Can your surgeon be reached for questions before and after the surgery?
At Advanced Faces, you will be given Dr. Johnson’s personal cell phone to be reached after your surgery at any time during the day or night. Before the surgery, he is available for phone consults or reevaluation to answer any questions. This is a big commitment for the patient and he/she needs to know that Dr. Johnson is as equally committed to him or her.
Beware of Surgeons that are highly critical.
Please be cautious of surgeons who are critical of other surgeons. This is usually a sign of insecurity or financial motivation.
What “red-flags” should I look for?
- A doctor who is impatient and rushes you to make a decision on your surgery
- An environment that is unsterile
- A doctor who is willing to combine several major surgeries into one operation. While this may save on anesthesia and surgical facility fees, safety must be the primary concern. Not only is surgery traumatic on your body, but the surgeon and staff tire out as well. Discuss the timing of surgery with your physician and inquire about the safest method of achieving your desired results.
- A doctor that refuses to answer questions or provide you with requested information.
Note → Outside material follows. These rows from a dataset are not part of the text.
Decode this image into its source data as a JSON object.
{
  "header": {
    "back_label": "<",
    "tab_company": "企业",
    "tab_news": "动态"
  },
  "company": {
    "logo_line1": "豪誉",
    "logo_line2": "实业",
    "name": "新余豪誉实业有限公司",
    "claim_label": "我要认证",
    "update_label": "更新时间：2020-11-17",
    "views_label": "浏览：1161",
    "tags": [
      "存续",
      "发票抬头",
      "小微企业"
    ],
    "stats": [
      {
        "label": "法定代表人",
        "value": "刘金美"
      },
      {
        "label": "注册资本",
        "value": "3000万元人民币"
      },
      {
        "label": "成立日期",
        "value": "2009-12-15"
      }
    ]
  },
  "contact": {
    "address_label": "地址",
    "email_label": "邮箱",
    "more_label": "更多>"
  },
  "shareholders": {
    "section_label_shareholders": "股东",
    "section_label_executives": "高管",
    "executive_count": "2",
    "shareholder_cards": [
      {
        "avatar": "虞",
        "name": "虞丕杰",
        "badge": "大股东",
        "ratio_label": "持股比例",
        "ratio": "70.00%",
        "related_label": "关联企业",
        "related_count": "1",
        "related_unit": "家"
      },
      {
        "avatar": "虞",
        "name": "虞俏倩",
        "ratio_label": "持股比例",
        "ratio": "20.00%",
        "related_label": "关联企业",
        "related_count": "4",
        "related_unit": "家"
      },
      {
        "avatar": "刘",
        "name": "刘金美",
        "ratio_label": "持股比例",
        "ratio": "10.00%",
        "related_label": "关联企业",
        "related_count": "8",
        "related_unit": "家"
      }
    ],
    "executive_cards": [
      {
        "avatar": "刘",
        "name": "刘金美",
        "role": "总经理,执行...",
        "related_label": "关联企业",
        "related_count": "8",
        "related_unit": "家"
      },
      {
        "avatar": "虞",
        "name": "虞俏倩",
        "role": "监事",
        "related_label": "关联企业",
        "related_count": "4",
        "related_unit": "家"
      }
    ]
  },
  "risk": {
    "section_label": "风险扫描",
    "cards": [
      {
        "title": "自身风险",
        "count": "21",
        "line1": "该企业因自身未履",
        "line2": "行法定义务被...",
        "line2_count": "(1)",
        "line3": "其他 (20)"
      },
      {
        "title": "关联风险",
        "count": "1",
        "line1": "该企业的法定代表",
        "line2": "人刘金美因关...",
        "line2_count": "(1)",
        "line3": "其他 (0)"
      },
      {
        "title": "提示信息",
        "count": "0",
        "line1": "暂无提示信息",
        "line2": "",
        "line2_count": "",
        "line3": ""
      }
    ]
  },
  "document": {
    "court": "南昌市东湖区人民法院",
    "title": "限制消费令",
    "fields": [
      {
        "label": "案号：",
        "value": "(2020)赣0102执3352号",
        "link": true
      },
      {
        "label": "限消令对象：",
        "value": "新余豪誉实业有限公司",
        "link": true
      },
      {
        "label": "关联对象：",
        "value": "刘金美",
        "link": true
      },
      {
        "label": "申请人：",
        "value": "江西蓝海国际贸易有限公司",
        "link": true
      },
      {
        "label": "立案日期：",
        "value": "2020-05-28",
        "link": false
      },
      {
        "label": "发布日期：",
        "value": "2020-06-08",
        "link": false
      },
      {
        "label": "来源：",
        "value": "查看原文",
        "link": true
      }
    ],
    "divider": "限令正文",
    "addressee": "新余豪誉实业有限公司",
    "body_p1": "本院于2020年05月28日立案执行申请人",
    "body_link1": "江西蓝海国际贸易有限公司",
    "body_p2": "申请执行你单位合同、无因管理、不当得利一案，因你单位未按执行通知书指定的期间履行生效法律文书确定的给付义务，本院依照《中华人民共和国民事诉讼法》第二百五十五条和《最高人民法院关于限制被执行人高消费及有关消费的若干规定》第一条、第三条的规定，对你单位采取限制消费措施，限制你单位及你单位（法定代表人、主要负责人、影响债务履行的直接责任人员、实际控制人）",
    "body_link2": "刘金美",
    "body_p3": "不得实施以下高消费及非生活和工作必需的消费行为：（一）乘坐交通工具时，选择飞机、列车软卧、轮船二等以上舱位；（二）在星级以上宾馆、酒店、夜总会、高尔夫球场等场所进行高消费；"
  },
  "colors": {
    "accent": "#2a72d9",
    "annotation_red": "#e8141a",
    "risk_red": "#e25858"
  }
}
In summary, it is important for a cosmetic surgery patient to seek out a surgeon and office that the patient feels most comfortable and relaxed during and after the initial consultation. The patient should ask for and review pictures of previous patients. This is the best source for you to know the expected outcome of a surgery. A patient should seek out multiple opinions and make an educated decision based on experience, education, board status, photographic evidence and comfort level, not solely on the specialty.